What challenges did you face when filming? 

The biggest challenge was in fact also the biggest satisfaction, that is directing two non-professional actors who had just come to Italy and didn’t speak any of the languages, let alone having been on a set! It wasn’t just a language barrier, but also a cultural barrier that we had to overcome in the beginning. Fortunately, the presence of Alì himself on set, helped a lot in conveying to Nawid and Danosh what I was looking for. And in truth, they were really amazing at it. Going back to the sense of authenticity that I was speaking about earlier, I think they added a layer of truth to it all, way beyond our expectations: in the way, they look at each other, or tease each other, or cook together. They were an essential ingredient to the ‘glue’ that brought Ali’s real story on screen, for sure.

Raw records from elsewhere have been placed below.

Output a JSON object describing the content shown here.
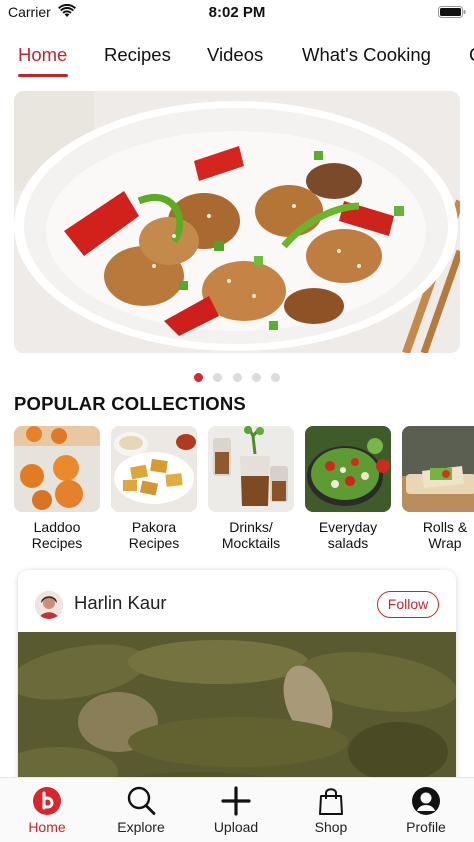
{
  "status_bar": {
    "carrier": "Carrier",
    "time": "8:02 PM"
  },
  "top_tabs": [
    {
      "label": "Home",
      "active": true
    },
    {
      "label": "Recipes",
      "active": false
    },
    {
      "label": "Videos",
      "active": false
    },
    {
      "label": "What's Cooking",
      "active": false
    },
    {
      "label": "C",
      "active": false
    }
  ],
  "hero": {
    "image": "chicken-stir-fry-photo",
    "slide_count": 5,
    "active_slide": 1
  },
  "popular_collections": {
    "title": "POPULAR COLLECTIONS",
    "items": [
      {
        "line1": "Laddoo",
        "line2": "Recipes",
        "image": "laddoo-photo"
      },
      {
        "line1": "Pakora",
        "line2": "Recipes",
        "image": "pakora-photo"
      },
      {
        "line1": "Drinks/",
        "line2": "Mocktails",
        "image": "drinks-photo"
      },
      {
        "line1": "Everyday",
        "line2": "salads",
        "image": "salad-photo"
      },
      {
        "line1": "Rolls &",
        "line2": "Wrap",
        "image": "wrap-photo"
      }
    ]
  },
  "post": {
    "author": "Harlin Kaur",
    "follow_label": "Follow",
    "image": "green-curry-photo"
  },
  "bottom_nav": [
    {
      "label": "Home",
      "icon": "home-logo-icon",
      "active": true
    },
    {
      "label": "Explore",
      "icon": "search-icon",
      "active": false
    },
    {
      "label": "Upload",
      "icon": "plus-icon",
      "active": false
    },
    {
      "label": "Shop",
      "icon": "shopping-bag-icon",
      "active": false
    },
    {
      "label": "Profile",
      "icon": "profile-icon",
      "active": false
    }
  ],
  "colors": {
    "accent": "#c0272d",
    "dot_active": "#d8262f",
    "dot_inactive": "#dcdcdc"
  }
}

How is this film a catalyst for you? 

It is a catalyst in the sense that first of all, in my opinion, a short film needs to focus on a limited segment of events, and Alì’s perilous journey was too broad and complex to be explored in such a limited timeframe. And then, more importantly, I wanted to focus on the last days of their life together and show the strength and beauty of their relationship which, to me, is the root from which Alì – now alone in the world – manages ‘to remember how to fly’. Those moments represent an opportunity to talk about many things: their habits, their intimacy, their bond, and their parents. Last but not least, how important it is to remain faithful to your memories in order to always know where you come from and understand where to go. I always thought that the film should end on the face of Alì, all alone, to try to evoke that sense of absolute solitude that the child was experiencing, and to make everyone understand the strength he had to find to go on. In my opinion, reading on screen what he then became, immediately after that close-up, makes his drama and the sacrifice of his brother even stronger.

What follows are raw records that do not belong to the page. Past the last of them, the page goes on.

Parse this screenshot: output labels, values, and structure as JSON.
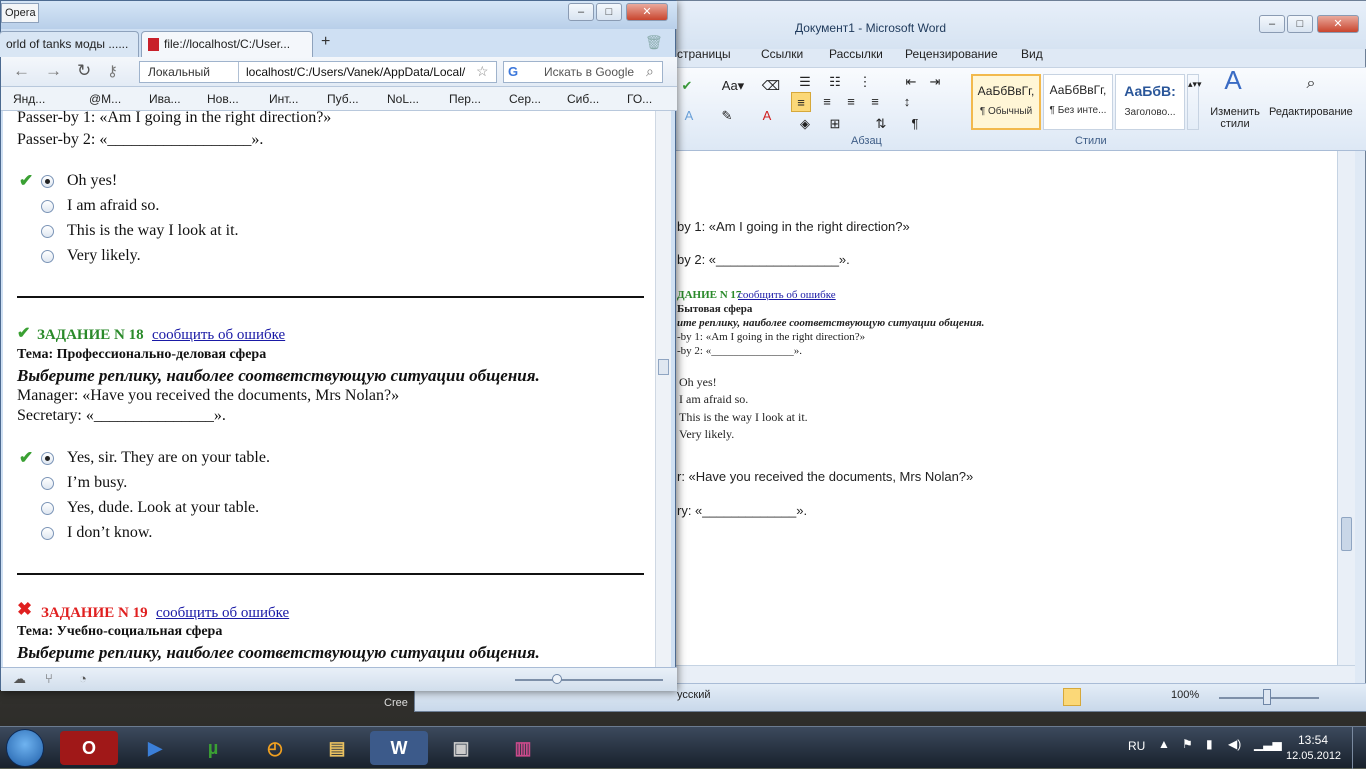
{
  "word": {
    "title": "Документ1 - Microsoft Word",
    "menu": [
      "страницы",
      "Ссылки",
      "Рассылки",
      "Рецензирование",
      "Вид"
    ],
    "styles": [
      {
        "preview": "АаБбВвГг,",
        "name": "¶ Обычный"
      },
      {
        "preview": "АаБбВвГг,",
        "name": "¶ Без инте..."
      },
      {
        "preview": "АаБбВ:",
        "name": "Заголово..."
      }
    ],
    "change_styles": "Изменить стили",
    "editing": "Редактирование",
    "group_paragraph": "Абзац",
    "group_styles": "Стили",
    "doc_lines": [
      "by 1: «Am I going in the right direction?»",
      "by 2: «_________________».",
      "ДАНИЕ N 17",
      "сообщить об ошибке",
      "Бытовая сфера",
      "ите реплику, наиболее соответствующую ситуации общения.",
      "-by 1: «Am I going in the right direction?»",
      "-by 2: «_______________».",
      "Oh yes!",
      "I am afraid so.",
      "This is the way I look at it.",
      "Very likely.",
      "r: «Have you received the documents, Mrs Nolan?»",
      "ry: «_____________»."
    ],
    "language": "усский",
    "zoom": "100%"
  },
  "opera": {
    "badge": "Opera",
    "tabs": [
      "orld of tanks моды ......",
      "file://localhost/C:/User..."
    ],
    "address_label": "Локальный",
    "address": "localhost/C:/Users/Vanek/AppData/Local/",
    "search_placeholder": "Искать в Google",
    "bookmarks": [
      "Янд...",
      "@M...",
      "Ива...",
      "Нов...",
      "Инт...",
      "Пуб...",
      "NoL...",
      "Пер...",
      "Сер...",
      "Сиб...",
      "ГО..."
    ]
  },
  "page": {
    "prev_q1": "Passer-by 1: «Am I going in the right direction?»",
    "prev_q2": "Passer-by 2: «__________________».",
    "prev_options": [
      "Oh yes!",
      "I am afraid so.",
      "This is the way I look at it.",
      "Very likely."
    ],
    "task18_title": "ЗАДАНИЕ N 18",
    "report_link": "сообщить об ошибке",
    "task18_topic": "Тема: Профессионально-деловая сфера",
    "instruction": "Выберите реплику, наиболее соответствующую ситуации общения.",
    "task18_line1": "Manager: «Have you received the documents, Mrs Nolan?»",
    "task18_line2": "Secretary: «_______________».",
    "task18_options": [
      "Yes, sir. They are on your table.",
      "I’m busy.",
      "Yes, dude. Look at your table.",
      "I don’t know."
    ],
    "task19_title": "ЗАДАНИЕ N 19",
    "task19_topic": "Тема: Учебно-социальная сфера",
    "task19_instruction": "Выберите реплику, наиболее соответствующую ситуации общения."
  },
  "taskbar": {
    "lang": "RU",
    "time": "13:54",
    "date": "12.05.2012",
    "behind_text": "Cree"
  },
  "colors": {
    "correct": "#3aa033",
    "wrong": "#e02020",
    "link": "#1a1aa6"
  }
}
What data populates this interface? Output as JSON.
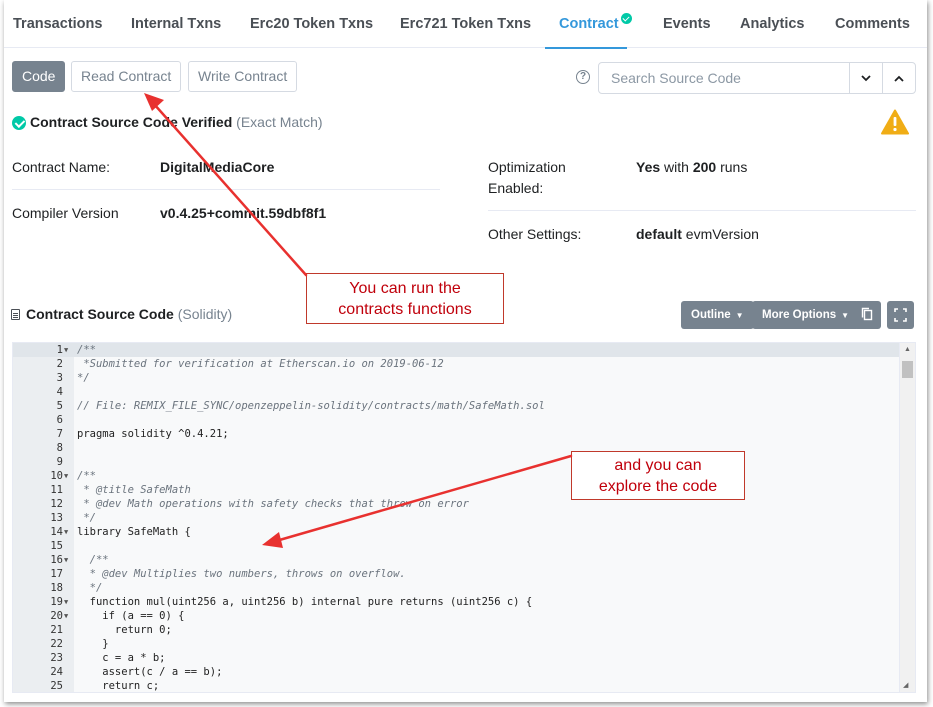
{
  "tabs": [
    {
      "label": "Transactions"
    },
    {
      "label": "Internal Txns"
    },
    {
      "label": "Erc20 Token Txns"
    },
    {
      "label": "Erc721 Token Txns"
    },
    {
      "label": "Contract",
      "active": true,
      "verified": true
    },
    {
      "label": "Events"
    },
    {
      "label": "Analytics"
    },
    {
      "label": "Comments"
    }
  ],
  "toolbar": {
    "code_label": "Code",
    "read_label": "Read Contract",
    "write_label": "Write Contract",
    "help_icon": "?"
  },
  "search": {
    "placeholder": "Search Source Code",
    "down_icon": "chevron-down",
    "up_icon": "chevron-up"
  },
  "verification": {
    "title": "Contract Source Code Verified",
    "note": "(Exact Match)"
  },
  "contract_info": {
    "name_label": "Contract Name:",
    "name_value": "DigitalMediaCore",
    "compiler_label": "Compiler Version",
    "compiler_value": "v0.4.25+commit.59dbf8f1",
    "optimization_label_1": "Optimization",
    "optimization_label_2": "Enabled:",
    "optimization_yes": "Yes",
    "optimization_with": "with",
    "optimization_runs": "200",
    "optimization_runs_word": "runs",
    "other_label": "Other Settings:",
    "other_default": "default",
    "other_evm": "evmVersion"
  },
  "source": {
    "title": "Contract Source Code",
    "language": "(Solidity)",
    "outline_label": "Outline",
    "more_label": "More Options"
  },
  "code_lines": [
    {
      "n": "1",
      "fold": true,
      "text": "/**",
      "type": "comment"
    },
    {
      "n": "2",
      "text": " *Submitted for verification at Etherscan.io on 2019-06-12",
      "type": "comment"
    },
    {
      "n": "3",
      "text": "*/",
      "type": "comment"
    },
    {
      "n": "4",
      "text": "",
      "type": "code"
    },
    {
      "n": "5",
      "text": "// File: REMIX_FILE_SYNC/openzeppelin-solidity/contracts/math/SafeMath.sol",
      "type": "comment"
    },
    {
      "n": "6",
      "text": "",
      "type": "code"
    },
    {
      "n": "7",
      "text": "pragma solidity ^0.4.21;",
      "type": "code"
    },
    {
      "n": "8",
      "text": "",
      "type": "code"
    },
    {
      "n": "9",
      "text": "",
      "type": "code"
    },
    {
      "n": "10",
      "fold": true,
      "text": "/**",
      "type": "comment"
    },
    {
      "n": "11",
      "text": " * @title SafeMath",
      "type": "comment"
    },
    {
      "n": "12",
      "text": " * @dev Math operations with safety checks that throw on error",
      "type": "comment"
    },
    {
      "n": "13",
      "text": " */",
      "type": "comment"
    },
    {
      "n": "14",
      "fold": true,
      "text": "library SafeMath {",
      "type": "code"
    },
    {
      "n": "15",
      "text": "",
      "type": "code"
    },
    {
      "n": "16",
      "fold": true,
      "text": "  /**",
      "type": "comment"
    },
    {
      "n": "17",
      "text": "  * @dev Multiplies two numbers, throws on overflow.",
      "type": "comment"
    },
    {
      "n": "18",
      "text": "  */",
      "type": "comment"
    },
    {
      "n": "19",
      "fold": true,
      "text": "  function mul(uint256 a, uint256 b) internal pure returns (uint256 c) {",
      "type": "code"
    },
    {
      "n": "20",
      "fold": true,
      "text": "    if (a == 0) {",
      "type": "code"
    },
    {
      "n": "21",
      "text": "      return 0;",
      "type": "code"
    },
    {
      "n": "22",
      "text": "    }",
      "type": "code"
    },
    {
      "n": "23",
      "text": "    c = a * b;",
      "type": "code"
    },
    {
      "n": "24",
      "text": "    assert(c / a == b);",
      "type": "code"
    },
    {
      "n": "25",
      "text": "    return c;",
      "type": "code"
    }
  ],
  "annotations": {
    "callout_1_line1": "You can run the",
    "callout_1_line2": "contracts functions",
    "callout_2_line1": "and you can",
    "callout_2_line2": "explore the code",
    "color": "#e8312f"
  },
  "colors": {
    "accent": "#3498db",
    "verified": "#00c9a7",
    "warning": "#f0ad16",
    "button_gray": "#77838f"
  }
}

Finally, it is a catalyst because I wanted the audience to take away from this film a sense of hope and courage. I would like people to understand the hope that animated Mohammed and Ali during their long journey. We deliberately kept away from any political or ideological judgment to portray the pure facts, knowing that sincerity would allow us to get through to everyone, by addressing the very essence of our humanity. Of course, I would love for this film to make an impact, a difference in how the refugees are perceived and treated, once they reach our shores. It would be a great achievement for me and such an honor. The refugee crisis is more often than not perceived as something distant from us, pertaining to people that are not like us, that we don’t have anything to do with. Almost as if they’re from a different planet. This is why I found the story of Alì so poignant and strong: because if you take out the ‘refugee’ element from the equation, Alì and Mohammed are just two brothers supporting each other. Playing in the streets, cooking together, laughing together. Yet, they’re living a unique situation, not so common to Western kids their age. They’re far away from their home, they’ve lost both their parents in a bomb attack, they’ve traveled throughout the Middle East on a very perilous journey to reach Istanbul, Turkey in the hope of getting across the Mediterranean and reach Europe. Each one of them doesn’t want to lose the other, although they know that parting ways are their only chance to survive. And they’re just teens!